Chimpanzee Trekking in Rwanda

My colleague Kayla Torgerson and I recently traveled to Rwanda to check off an item on both of our bucket lists: Gorilla trekking. Although many travelers visit the country for only 3 to 4 days to do just that, Kayla and I decided that since we had the time we would explore more of the country; and I must say that I am happy that we did.

My coworkers have raved about their past experiences in Rwanda, but it wasn’t until going myself that I understood how amazing this country truly is. Scenically, it is one of the most stunning countries I have visited, and I highly recommend driving a portion of the countryside just to see the views. In addition to the gorgeous landscape, Rwanda has a fascinating and tragic history, is considered the safest and cleanest country in Africa, and offers unique and diverse wildlife experiences. One such experience is chimpanzee trekking in Nyungwe Forest National Park, which was the most exciting day of my trip.

Our chimp trekking day began with a 5:30am wakeup call, breakfast and a 6:30am departure. The departure times for the treks vary and your guide will discuss your options the night prior. While a later departure may seem ideal to many, the groups differ in level of difficulty. On the day we went, the 4:30am group had the easier hike while the 6:30am was more moderate. Knowing this, Kayla and I chose to prioritize sleep! It is important to note however, that while the national park employees try their best to identify the difficulty of the hikes in advance, the chimpanzees are always moving; so, what may have originally been thought of as an easy hike could become quite difficult. It all depends on where the chimpanzees decide to go that day.

Kayla and I arrived at the park headquarters at 6:45am to meet our guide and group. We then drove about an hour to the starting point. Here we had the opportunity to hire a porter, which I highly recommend doing. Chimp trekking can be quite difficult, and I found it incredibly beneficial to have someone to help you keep your balance. Many porters are also ex-poachers, so by using their services you give them an alternative way to make money, one that helps instead of hurts the wildlife.

The trek began deceivingly easily on a man-made path. During this stroll, our guide talked about the vegetation, birds, and primates we passed. It was quite informative and peaceful. About an hour in, we began to hear the hollers of the chimpanzees. By this time, we were deep into the rainforest, completely alone in silence except for the chimp calls echoing through the trees. This was an incredibly special moment that felt otherworldly.

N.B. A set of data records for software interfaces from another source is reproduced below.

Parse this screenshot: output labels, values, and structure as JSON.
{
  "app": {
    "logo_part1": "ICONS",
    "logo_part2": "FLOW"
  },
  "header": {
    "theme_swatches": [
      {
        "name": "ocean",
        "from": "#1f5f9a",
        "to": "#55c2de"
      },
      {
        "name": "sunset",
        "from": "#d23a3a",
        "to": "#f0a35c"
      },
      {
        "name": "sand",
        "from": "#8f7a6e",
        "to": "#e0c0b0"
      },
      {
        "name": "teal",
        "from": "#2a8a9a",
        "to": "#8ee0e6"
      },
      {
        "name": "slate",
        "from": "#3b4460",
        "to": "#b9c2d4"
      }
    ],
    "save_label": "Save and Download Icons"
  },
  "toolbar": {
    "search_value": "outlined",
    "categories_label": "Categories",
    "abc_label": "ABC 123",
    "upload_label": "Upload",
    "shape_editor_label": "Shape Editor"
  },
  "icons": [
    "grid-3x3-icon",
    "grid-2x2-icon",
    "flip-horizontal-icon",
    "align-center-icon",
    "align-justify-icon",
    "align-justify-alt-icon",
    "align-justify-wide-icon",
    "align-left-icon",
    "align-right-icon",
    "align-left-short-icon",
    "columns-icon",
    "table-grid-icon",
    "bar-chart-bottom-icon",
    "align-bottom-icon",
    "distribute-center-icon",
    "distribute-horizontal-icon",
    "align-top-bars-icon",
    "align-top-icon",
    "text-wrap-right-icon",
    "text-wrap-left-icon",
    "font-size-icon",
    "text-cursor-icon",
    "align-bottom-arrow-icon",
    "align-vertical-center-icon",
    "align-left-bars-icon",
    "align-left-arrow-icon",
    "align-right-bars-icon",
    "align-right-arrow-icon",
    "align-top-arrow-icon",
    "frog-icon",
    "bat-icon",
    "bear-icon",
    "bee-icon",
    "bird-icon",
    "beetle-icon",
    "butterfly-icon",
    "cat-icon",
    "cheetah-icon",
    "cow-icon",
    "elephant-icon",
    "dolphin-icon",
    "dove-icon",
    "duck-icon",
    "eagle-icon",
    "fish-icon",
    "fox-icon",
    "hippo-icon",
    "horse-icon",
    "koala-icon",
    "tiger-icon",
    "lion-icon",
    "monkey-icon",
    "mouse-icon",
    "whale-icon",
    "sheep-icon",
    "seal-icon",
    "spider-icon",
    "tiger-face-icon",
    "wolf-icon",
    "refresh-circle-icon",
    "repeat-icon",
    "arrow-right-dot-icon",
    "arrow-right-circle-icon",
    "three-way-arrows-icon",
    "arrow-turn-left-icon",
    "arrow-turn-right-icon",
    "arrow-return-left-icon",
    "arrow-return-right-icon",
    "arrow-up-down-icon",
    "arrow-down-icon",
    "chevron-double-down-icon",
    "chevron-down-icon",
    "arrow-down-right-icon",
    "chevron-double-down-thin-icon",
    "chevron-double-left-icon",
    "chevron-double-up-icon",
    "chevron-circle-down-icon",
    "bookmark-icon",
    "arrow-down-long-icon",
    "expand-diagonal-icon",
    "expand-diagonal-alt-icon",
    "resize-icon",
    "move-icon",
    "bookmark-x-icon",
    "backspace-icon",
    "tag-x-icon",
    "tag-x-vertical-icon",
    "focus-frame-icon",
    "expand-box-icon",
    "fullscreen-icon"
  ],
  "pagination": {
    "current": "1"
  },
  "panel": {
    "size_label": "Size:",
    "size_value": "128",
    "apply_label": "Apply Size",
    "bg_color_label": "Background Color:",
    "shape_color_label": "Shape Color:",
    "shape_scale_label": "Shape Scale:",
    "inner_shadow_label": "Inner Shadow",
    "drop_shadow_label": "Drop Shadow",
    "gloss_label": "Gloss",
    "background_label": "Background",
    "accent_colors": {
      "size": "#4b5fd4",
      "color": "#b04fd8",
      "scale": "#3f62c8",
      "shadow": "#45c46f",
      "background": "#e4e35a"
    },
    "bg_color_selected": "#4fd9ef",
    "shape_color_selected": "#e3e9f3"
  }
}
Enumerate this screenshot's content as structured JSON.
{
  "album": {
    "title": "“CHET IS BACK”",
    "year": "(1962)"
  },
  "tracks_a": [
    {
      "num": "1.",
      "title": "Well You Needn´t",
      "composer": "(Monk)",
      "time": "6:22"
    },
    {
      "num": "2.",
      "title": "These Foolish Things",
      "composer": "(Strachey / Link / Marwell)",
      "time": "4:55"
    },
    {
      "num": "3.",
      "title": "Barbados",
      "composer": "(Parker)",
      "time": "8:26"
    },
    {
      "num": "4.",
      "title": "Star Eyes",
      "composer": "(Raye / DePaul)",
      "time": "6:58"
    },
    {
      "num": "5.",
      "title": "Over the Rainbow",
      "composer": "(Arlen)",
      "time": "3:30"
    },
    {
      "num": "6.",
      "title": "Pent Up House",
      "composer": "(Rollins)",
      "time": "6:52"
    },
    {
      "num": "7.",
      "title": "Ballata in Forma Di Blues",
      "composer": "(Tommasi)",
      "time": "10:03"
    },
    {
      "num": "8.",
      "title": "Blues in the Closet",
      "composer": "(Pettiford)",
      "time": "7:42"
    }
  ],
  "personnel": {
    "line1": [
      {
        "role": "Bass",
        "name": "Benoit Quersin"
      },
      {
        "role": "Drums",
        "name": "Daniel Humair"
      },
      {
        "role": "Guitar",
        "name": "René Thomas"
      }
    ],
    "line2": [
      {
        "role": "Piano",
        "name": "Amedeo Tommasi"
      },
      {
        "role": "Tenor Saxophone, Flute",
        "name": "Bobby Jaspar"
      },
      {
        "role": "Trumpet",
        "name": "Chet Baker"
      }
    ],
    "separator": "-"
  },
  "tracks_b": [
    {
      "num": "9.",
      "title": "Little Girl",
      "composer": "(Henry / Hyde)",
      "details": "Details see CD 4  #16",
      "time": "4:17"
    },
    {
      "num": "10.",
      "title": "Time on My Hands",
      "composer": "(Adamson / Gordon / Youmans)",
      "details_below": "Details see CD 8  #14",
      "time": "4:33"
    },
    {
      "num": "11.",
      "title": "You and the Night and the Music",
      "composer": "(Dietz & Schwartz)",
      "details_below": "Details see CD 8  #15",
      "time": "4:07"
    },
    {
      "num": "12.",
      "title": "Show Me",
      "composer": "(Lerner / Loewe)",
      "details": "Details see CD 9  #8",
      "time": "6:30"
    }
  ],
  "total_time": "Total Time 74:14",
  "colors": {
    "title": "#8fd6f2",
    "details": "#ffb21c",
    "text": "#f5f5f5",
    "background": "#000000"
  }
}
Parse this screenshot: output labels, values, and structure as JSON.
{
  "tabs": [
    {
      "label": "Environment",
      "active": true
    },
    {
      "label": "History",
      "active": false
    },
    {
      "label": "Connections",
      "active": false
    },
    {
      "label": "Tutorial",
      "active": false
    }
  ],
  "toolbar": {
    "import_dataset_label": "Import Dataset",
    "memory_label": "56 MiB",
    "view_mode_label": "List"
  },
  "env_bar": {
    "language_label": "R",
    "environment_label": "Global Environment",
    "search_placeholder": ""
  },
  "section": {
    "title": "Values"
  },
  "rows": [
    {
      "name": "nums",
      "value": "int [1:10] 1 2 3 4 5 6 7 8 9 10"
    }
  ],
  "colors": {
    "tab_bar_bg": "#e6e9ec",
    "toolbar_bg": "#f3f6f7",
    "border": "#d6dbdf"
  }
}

At this point, we knew we were close. We met up with the four trackers who had gone into the rainforest hours before us to locate the chimpanzees. They took us off the path and Kayla and I, with our porters help, trekked through the dense vegetation. Our trackers led the way using their machetes, creating some semblance of a trail for us to follow. The difficulty of the trek greatly increased once we went off the path, but this was also the best part of the day. We trekked through thick trees, and when we got up high enough, we had expansive views of miles of rainforest. I felt like I was seeing part of the world no other human had seen yet.

After about another hour, we finally found the chimpanzees. They are semi-habituated and often stay in the trees, so we weren’t as close to them as what people experience with the gorillas. However, we still got to spend an hour watching them hollering and swinging from branch-to-branch.

Right when we hit our hour mark, the time allotted for visiting the primates, the skies opened, Mother Nature’s way of informing us it was time to go. Our group then had to make the 2-hour trek back to our car in the pouring rain. While I was wet, it was a beautiful experience to trek through a rainforest in the deluge. The sounds, the smells, the visuals. It was fantastic. Although many people try to avoid the rain, I personally feel that your trekking experience is not complete until you get poured on in the rainforest!

We returned home by 1:30pm in time for a big lunch, a long nap, and massages to tend to our aching legs.

Chimpanzee trekking was much more strenuous than gorilla trekking, but the difficulty only added to the adventure and made finding the chimps so much more rewarding. For those adventure-seekers heading to Rwanda to visit the gorillas, I highly recommend visiting the chimpanzees first to add a bit more excitement and variety to your primate experience!